Most of the park, including the waterfall area, was approved as a national park site in the 1930s, but World War II intervened, and the area was sold instead to the Commonwealth of Pennsylvania by Ricketts’ heirs for a state park. Lake Jean and the now dry Lake Rose, where we had once picnicked with our sons, were named for Ricketts’ daughters. Those waterfalls not given Native American names such as Mohican, Cayuga, Delaware, Seneca, and Huron, were named for Ricketts and his relatives. We pointed out the 40-foot-high R.B. Ricketts waterfall to Eva as we continued on down Glen Leigh.
In those early days, the local people called it “Kitchen Crick,” according to Bruce. As a young boy, he had gone once to Ricketts Glen with his Uncle Gilbert and great Uncle Byron and remembers them walking through the old-growth and identifying the trees. Eva likes to hear family stories so we also told her about her Grandpa’s people who had come down from Connecticut to settle at the base of North Mountain and farm, about his Grandpa Ide’s apple farm and how every year Bruce and his family, who lived in New Jersey, went back to visit family at the old farm.
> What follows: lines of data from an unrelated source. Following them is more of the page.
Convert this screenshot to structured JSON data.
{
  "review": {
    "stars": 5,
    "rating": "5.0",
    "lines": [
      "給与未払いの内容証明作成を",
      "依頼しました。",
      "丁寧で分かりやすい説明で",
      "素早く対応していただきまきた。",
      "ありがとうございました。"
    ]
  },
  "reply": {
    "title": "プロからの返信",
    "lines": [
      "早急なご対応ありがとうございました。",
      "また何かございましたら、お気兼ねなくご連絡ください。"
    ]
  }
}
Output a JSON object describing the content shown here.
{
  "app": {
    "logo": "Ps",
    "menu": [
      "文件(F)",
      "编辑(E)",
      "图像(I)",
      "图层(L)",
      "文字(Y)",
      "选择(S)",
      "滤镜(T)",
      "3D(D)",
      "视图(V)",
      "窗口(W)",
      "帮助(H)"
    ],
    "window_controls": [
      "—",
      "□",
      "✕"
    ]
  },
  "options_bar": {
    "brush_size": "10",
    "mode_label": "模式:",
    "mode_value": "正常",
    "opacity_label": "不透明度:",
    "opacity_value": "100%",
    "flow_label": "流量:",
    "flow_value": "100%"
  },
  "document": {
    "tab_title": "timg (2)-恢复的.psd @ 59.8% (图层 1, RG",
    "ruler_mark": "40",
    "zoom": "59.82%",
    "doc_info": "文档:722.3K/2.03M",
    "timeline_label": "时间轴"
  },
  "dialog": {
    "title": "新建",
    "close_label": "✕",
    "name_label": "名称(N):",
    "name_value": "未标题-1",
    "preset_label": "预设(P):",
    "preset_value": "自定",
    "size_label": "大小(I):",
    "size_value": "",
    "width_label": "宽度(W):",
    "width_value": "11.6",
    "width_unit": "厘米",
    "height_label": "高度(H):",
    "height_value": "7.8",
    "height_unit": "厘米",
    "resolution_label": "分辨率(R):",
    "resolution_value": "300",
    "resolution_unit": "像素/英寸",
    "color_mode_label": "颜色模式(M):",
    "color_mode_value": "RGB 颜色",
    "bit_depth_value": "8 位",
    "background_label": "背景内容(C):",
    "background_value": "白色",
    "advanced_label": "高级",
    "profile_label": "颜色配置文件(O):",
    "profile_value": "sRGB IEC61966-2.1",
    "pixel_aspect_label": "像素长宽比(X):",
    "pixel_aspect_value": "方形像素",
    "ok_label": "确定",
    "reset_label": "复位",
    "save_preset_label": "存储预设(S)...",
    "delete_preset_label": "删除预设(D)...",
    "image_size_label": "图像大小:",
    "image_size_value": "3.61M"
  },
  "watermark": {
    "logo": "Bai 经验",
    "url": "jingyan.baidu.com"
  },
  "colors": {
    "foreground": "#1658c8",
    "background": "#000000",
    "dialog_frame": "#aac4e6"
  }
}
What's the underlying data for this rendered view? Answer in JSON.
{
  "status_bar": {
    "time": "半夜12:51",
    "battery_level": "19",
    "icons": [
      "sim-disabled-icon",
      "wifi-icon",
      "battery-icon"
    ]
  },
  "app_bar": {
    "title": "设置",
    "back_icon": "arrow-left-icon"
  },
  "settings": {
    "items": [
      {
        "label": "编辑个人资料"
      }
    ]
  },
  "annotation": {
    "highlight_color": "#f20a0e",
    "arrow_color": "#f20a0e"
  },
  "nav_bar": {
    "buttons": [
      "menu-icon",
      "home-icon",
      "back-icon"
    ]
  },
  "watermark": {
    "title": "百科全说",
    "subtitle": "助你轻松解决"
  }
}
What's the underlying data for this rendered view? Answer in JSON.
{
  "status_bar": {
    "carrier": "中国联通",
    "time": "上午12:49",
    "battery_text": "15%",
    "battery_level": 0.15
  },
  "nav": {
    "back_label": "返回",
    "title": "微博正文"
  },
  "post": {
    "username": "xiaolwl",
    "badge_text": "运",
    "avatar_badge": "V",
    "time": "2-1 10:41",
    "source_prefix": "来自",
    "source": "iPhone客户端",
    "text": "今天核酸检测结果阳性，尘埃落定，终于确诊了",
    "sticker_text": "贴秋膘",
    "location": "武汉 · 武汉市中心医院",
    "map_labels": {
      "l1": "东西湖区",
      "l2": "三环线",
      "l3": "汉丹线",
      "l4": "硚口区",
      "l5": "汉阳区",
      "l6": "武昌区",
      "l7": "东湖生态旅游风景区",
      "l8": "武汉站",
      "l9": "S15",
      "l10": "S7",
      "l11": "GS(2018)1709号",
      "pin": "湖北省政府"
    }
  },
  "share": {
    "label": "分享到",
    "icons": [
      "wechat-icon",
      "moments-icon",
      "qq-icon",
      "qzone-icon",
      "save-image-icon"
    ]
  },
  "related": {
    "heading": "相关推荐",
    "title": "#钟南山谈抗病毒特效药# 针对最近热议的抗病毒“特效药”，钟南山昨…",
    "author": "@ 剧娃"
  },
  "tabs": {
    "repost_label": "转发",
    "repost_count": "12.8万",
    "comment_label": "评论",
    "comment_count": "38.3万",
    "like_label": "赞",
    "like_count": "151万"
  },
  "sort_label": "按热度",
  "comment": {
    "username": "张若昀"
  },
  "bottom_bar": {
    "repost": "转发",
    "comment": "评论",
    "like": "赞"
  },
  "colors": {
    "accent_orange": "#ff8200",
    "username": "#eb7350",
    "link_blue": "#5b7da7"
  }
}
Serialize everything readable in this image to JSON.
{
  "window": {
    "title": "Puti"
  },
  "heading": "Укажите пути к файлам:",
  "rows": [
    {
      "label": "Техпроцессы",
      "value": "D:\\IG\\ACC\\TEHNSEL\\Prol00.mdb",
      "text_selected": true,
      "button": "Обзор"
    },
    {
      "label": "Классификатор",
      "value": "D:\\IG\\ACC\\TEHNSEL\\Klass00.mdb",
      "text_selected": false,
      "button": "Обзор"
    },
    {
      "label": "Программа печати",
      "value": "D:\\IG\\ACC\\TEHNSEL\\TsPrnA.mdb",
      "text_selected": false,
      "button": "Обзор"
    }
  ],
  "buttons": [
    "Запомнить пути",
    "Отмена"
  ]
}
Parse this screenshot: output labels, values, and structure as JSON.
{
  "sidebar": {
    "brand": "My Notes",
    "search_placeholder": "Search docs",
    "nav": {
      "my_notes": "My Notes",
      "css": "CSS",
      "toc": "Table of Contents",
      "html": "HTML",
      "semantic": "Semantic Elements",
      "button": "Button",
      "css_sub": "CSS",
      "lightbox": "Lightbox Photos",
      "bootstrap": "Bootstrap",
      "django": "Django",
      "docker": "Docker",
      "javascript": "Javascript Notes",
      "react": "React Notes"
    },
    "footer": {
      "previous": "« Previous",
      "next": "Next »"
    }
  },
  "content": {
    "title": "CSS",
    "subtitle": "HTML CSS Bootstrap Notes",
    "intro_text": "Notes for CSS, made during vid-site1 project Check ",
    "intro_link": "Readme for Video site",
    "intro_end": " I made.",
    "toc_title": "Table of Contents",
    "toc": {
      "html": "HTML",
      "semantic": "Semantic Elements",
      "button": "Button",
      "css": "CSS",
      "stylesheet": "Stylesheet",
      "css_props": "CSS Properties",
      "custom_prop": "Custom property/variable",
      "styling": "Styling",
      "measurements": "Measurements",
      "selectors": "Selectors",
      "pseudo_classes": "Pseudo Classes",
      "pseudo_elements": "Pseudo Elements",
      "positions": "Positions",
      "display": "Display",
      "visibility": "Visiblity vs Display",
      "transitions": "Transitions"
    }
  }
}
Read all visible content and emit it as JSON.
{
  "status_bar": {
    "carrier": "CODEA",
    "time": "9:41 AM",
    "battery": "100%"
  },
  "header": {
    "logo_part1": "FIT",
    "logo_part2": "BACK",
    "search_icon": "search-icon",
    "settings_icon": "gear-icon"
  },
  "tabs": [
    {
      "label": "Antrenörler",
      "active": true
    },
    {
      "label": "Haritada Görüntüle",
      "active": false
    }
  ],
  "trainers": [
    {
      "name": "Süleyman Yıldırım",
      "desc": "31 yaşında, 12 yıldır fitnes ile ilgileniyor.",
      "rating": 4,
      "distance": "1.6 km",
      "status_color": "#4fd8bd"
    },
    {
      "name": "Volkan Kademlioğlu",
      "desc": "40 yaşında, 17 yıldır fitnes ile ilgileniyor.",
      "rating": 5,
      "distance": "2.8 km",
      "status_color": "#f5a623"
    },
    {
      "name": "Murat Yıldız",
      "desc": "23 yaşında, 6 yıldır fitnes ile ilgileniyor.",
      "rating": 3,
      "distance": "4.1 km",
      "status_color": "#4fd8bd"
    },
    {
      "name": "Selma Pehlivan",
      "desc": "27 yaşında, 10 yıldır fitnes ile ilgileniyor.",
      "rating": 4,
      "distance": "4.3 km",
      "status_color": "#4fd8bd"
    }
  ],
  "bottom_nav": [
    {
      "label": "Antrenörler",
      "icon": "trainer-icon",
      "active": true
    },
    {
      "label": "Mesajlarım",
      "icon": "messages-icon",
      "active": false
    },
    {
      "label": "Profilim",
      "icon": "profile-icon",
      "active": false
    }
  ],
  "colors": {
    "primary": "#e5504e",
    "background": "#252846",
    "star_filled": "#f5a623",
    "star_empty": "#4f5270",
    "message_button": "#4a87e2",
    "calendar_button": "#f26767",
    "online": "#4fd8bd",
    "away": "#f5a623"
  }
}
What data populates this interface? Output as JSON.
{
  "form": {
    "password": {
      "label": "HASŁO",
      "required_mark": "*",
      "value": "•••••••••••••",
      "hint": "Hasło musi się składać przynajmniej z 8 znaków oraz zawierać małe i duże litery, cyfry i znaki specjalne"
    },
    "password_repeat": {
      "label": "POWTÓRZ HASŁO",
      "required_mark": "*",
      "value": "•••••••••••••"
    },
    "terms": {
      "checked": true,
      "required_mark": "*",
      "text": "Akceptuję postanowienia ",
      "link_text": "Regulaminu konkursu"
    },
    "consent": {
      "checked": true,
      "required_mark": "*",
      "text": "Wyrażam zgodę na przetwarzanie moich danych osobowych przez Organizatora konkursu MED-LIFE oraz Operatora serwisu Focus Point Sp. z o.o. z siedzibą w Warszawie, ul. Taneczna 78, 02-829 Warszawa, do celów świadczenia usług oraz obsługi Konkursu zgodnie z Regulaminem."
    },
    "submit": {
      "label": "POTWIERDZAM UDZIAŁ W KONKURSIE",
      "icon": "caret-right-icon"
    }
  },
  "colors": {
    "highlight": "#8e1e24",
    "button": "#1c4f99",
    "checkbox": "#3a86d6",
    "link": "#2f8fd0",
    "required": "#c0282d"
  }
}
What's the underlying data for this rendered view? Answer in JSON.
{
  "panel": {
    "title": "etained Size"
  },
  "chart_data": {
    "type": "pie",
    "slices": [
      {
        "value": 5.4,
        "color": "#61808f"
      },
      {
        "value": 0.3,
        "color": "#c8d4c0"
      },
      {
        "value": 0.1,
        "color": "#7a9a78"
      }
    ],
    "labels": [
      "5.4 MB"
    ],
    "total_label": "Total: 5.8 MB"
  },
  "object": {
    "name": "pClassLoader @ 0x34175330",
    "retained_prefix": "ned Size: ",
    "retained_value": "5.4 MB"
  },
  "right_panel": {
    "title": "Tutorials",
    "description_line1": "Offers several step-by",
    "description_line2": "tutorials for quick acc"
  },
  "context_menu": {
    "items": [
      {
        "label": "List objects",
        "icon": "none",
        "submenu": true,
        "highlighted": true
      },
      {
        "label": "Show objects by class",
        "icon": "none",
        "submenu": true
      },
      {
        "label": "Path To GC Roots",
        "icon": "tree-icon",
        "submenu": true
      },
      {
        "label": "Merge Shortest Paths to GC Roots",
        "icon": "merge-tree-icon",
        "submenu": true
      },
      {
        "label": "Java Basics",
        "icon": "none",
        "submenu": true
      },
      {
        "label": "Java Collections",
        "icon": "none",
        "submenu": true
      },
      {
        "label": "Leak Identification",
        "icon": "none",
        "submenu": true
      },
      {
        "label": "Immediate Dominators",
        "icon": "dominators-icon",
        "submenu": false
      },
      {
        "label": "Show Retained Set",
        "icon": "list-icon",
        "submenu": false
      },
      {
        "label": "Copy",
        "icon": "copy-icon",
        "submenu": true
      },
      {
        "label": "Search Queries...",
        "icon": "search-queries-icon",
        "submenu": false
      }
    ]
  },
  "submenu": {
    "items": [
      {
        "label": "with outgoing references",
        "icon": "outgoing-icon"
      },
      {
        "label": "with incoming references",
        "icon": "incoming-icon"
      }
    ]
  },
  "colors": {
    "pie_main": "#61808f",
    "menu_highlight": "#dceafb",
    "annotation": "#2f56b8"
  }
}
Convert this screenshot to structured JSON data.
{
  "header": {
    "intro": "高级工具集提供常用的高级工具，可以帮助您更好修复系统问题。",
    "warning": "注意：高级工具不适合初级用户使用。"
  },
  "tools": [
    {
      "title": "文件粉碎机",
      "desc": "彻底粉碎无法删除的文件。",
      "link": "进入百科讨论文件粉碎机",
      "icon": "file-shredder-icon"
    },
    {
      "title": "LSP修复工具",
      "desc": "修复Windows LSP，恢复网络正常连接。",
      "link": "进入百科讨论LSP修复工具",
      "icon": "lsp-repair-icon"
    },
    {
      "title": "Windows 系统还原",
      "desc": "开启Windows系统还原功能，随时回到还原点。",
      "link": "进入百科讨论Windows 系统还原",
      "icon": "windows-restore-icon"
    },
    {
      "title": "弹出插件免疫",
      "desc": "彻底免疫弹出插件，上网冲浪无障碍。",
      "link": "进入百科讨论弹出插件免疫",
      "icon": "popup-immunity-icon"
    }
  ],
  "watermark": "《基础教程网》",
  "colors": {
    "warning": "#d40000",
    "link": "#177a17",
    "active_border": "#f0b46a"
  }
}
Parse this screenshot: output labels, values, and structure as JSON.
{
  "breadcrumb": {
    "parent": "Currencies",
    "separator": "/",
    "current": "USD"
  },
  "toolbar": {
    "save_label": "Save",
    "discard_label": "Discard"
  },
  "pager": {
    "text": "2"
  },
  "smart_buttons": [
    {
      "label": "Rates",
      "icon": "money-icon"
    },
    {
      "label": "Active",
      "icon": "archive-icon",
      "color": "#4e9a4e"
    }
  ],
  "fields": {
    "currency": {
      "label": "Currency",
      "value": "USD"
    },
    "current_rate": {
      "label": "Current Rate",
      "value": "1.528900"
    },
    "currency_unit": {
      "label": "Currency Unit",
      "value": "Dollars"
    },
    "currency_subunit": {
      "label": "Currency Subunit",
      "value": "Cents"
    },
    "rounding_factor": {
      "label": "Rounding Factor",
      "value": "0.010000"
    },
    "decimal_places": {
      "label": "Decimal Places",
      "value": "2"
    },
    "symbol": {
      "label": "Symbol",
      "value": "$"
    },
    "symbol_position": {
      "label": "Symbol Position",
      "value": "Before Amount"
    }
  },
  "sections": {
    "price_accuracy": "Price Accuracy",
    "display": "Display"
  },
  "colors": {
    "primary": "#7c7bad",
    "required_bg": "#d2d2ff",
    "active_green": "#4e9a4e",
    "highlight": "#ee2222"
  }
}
Once we reached Watersmeet, rumbles of thunder hastened our walk back. Eva and Bruce had easily hiked all 7.2 miles of the Falls Trail, but I struggled during the last descent from the last waterfall, sweat pouring off me. I’ve never counted the stone steps that lead from waterfall to waterfall, but I suspect they number in the hundreds. And the elevation drop is 1,000 feet in a little over two miles.
As Eva and Bruce forged on ahead, I welcomed the level rerun through the remnants of the old-growth forest and walked slowly, because, as usual, I was loath to leave the peace of the trail. The rain held off until we were back in our car and headed for home. Nature, at least, had not let us down even if the park reservation system had.
All photos taken at Rickett’s Glen by Dave Bonta on May 14, 2007. To see the complete photoset, click here.
Leave a Reply